Having configuration centralized have now other issues:
- Caching vs no caching calls to the configuration server.
- Ideally we want the microservice to refresh the information only when the configuration has been updated. This means no polling mechanism is required, only a way of telling the microservice to pull the new information
- Each microservice should have a
/refreshendpoint (available through HTTP or JMX), where they connect to the configuration service and request for the latest data. In the same way, there has to be of loading the configuration dynamically. In order to do that, Spring cloud provides a bean refresh mechanism.If interested have a look to
- Each microservice should have a
Microservices phone book
So, we got to a point where you have several microservices going around. This can become quickly unmaintainable: having to ssh into the machines, relying on knowing where everything is, etc… Solving this issue, Netflix open sourced Eureka, a service registry (basically ‘a phone book for the cloud’). Clients could connect to the Eureka server process to see the services that are registered.
When you get to the point you have 600+ microservices, you want to expose some functionality (maybe even composed functionality from different microservices). With a high number of microservices, you would need to check where each data is exposed. Sometimes, you may even need to have composition of services to return all the data required. This implies logic on the client or the backend to deal with the calls to the different services. As the configuration and exposure of services may change with the time, it seems logical to have the routing logic on the backend. A possible solution is a proxy calling to the required microservices.
In order to redirect to the proper microservice or compose responses , the use of Zuul can become handy. Zuul is an edge service that provides dynamic routing, monitoring, resiliency… This could be a solution to compose, routing and monitoring the main entry point of a specific client. This can be used normally as:
- A proxy (for different microservices)
- Api gateway (entry point for a mobile client, while other zuul implementation is dealing with server clients, etc…)
Service is broken. Fallback strategy is needed
After having the functionality exposed and a proxy redirecting to our microservice, the possibility of the service to stop working is likely to happen (memory, system failure, etc). The incoming http connection keeps hanging blocking the client and keeping the resources.
Hystrix is a helpful way to fallback on responses in case something is taking time or is late rather than hanging the service.
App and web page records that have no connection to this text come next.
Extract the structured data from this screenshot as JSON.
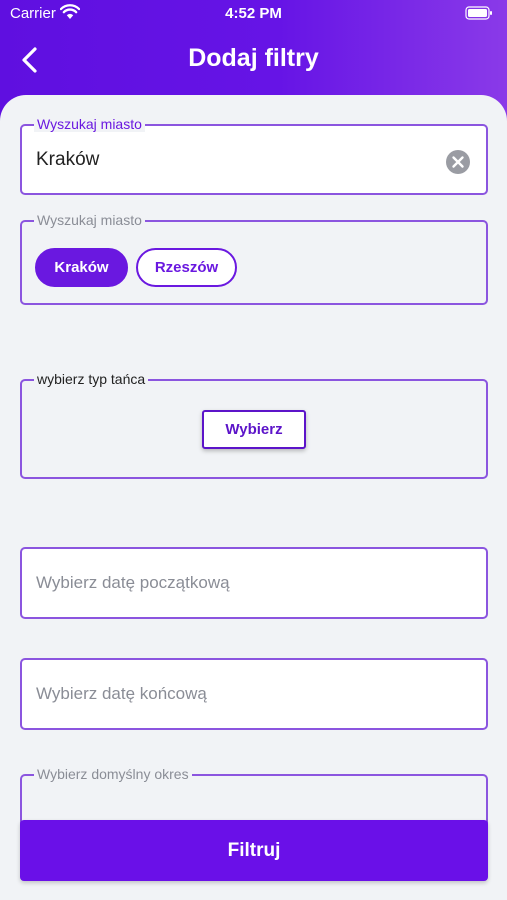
{
  "status_bar": {
    "carrier": "Carrier",
    "time": "4:52 PM"
  },
  "header": {
    "title": "Dodaj filtry"
  },
  "city_search": {
    "legend": "Wyszukaj miasto",
    "value": "Kraków"
  },
  "city_chips": {
    "legend": "Wyszukaj miasto",
    "chips": [
      "Kraków",
      "Rzeszów"
    ]
  },
  "dance_type": {
    "legend": "wybierz typ tańca",
    "button_label": "Wybierz"
  },
  "start_date": {
    "placeholder": "Wybierz datę początkową"
  },
  "end_date": {
    "placeholder": "Wybierz datę końcową"
  },
  "default_period": {
    "legend": "Wybierz domyślny okres"
  },
  "filter_button": {
    "label": "Filtruj"
  },
  "colors": {
    "primary": "#6a18e0",
    "background": "#f1f3f6",
    "border": "#8b55df"
  }
}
It also helps when dealing with system exceptions, status codes, etc
On top of the fallback strategy, HystrixDashboard is a nice way of looking the dependencies/entry points of your microservices and how they are https://www.acheterviagrafr24.com/acheter-viagra-sans-ordonnance/ going.
Some stats about the connections?
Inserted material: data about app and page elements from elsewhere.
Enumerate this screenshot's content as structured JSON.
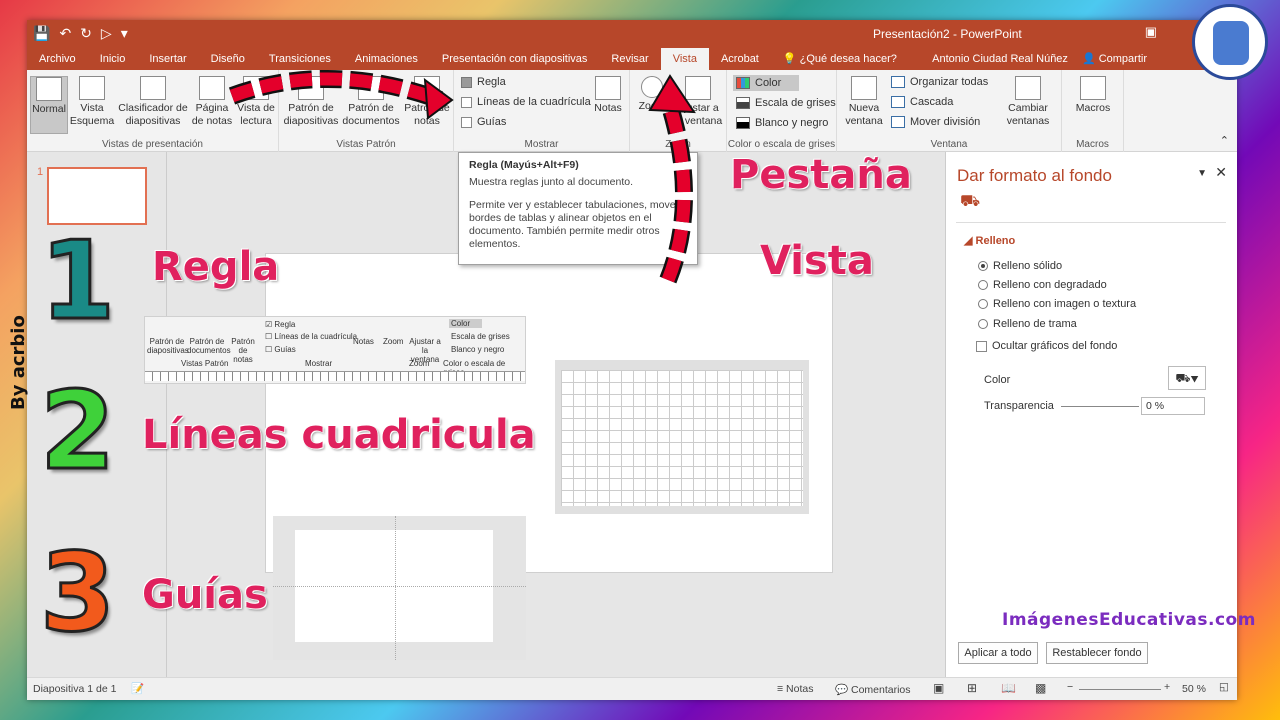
{
  "window": {
    "title": "Presentación2 - PowerPoint",
    "user": "Antonio Ciudad Real Núñez",
    "share": "Compartir"
  },
  "tabs": [
    "Archivo",
    "Inicio",
    "Insertar",
    "Diseño",
    "Transiciones",
    "Animaciones",
    "Presentación con diapositivas",
    "Revisar",
    "Vista",
    "Acrobat"
  ],
  "active_tab": "Vista",
  "tellme": "¿Qué desea hacer?",
  "ribbon": {
    "vistas_presentacion": {
      "label": "Vistas de presentación",
      "buttons": [
        "Normal",
        "Vista Esquema",
        "Clasificador de diapositivas",
        "Página de notas",
        "Vista de lectura"
      ]
    },
    "vistas_patron": {
      "label": "Vistas Patrón",
      "buttons": [
        "Patrón de diapositivas",
        "Patrón de documentos",
        "Patrón de notas"
      ]
    },
    "mostrar": {
      "label": "Mostrar",
      "checks": [
        {
          "label": "Regla",
          "checked": true
        },
        {
          "label": "Líneas de la cuadrícula",
          "checked": false
        },
        {
          "label": "Guías",
          "checked": false
        }
      ],
      "notas": "Notas"
    },
    "zoom": {
      "label": "Zoom",
      "zoom": "Zoom",
      "fit": "Ajustar a la ventana"
    },
    "color": {
      "label": "Color o escala de grises",
      "options": [
        "Color",
        "Escala de grises",
        "Blanco y negro"
      ]
    },
    "ventana": {
      "label": "Ventana",
      "nueva": "Nueva ventana",
      "options": [
        "Organizar todas",
        "Cascada",
        "Mover división"
      ],
      "cambiar": "Cambiar ventanas"
    },
    "macros": {
      "label": "Macros",
      "button": "Macros"
    }
  },
  "tooltip": {
    "title": "Regla (Mayús+Alt+F9)",
    "line1": "Muestra reglas junto al documento.",
    "body": "Permite ver y establecer tabulaciones, mover bordes de tablas y alinear objetos en el documento. También permite medir otros elementos."
  },
  "thumbnails": {
    "number": "1"
  },
  "format_pane": {
    "title": "Dar formato al fondo",
    "section": "Relleno",
    "options": [
      "Relleno sólido",
      "Relleno con degradado",
      "Relleno con imagen o textura",
      "Relleno de trama"
    ],
    "hide": "Ocultar gráficos del fondo",
    "color_label": "Color",
    "transparency_label": "Transparencia",
    "transparency_value": "0 %",
    "apply_all": "Aplicar a todo",
    "reset": "Restablecer fondo"
  },
  "status": {
    "slide": "Diapositiva 1 de 1",
    "notes": "Notas",
    "comments": "Comentarios",
    "zoom": "50 %"
  },
  "annotations": {
    "pestana": "Pestaña",
    "vista": "Vista",
    "regla": "Regla",
    "lineas": "Líneas cuadricula",
    "guias": "Guías",
    "num1": "1",
    "num2": "2",
    "num3": "3",
    "byline": "By acrbio",
    "watermark": "ImágenesEducativas.com"
  },
  "snippet": {
    "buttons": [
      "Patrón de diapositivas",
      "Patrón de documentos",
      "Patrón de notas"
    ],
    "group_patron": "Vistas Patrón",
    "checks": [
      "Regla",
      "Líneas de la cuadrícula",
      "Guías"
    ],
    "notas": "Notas",
    "group_mostrar": "Mostrar",
    "zoom": "Zoom",
    "fit": "Ajustar a la ventana",
    "group_zoom": "Zoom",
    "colors": [
      "Color",
      "Escala de grises",
      "Blanco y negro"
    ],
    "group_color": "Color o escala de grises"
  },
  "colors": {
    "accent": "#b7472a",
    "annotation": "#e0215e",
    "num1": "#1a8a86",
    "num2": "#3fd13a",
    "num3": "#f25a1c"
  }
}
When having several microservices, each of them communicating through the network, tools for network tracing become handy. Twitter open sourced Zipkin, a tool for distributed tracing. It reminds me to firebug on the UI: simple and direct. When investigating why a call is taking time, with Zipkin you could easily detect the issue and tackle it.
An example of a call visualized with Zipkin could be:
When working with microservices, you have a complete set of tools exposed on the Spring Cloud project. I think it is amazing how much they have advanced in the last couple of years. If you are going on the idea of building microservices, have a look to these tools/ideas:
- Configuration centralized as a microservice
- Eureka for service discovery
- Zuul for proxying and routing
- Hystrix for fallback mechanism when something is wrong
- Hystrix dashboards to detect possible issues on the microservices
- Ribbon for dynamic load balancing
- Zipkin for distributed tracing
I think, I will dedicate a bit more time during the next months and build something to showcase all these tools in depth.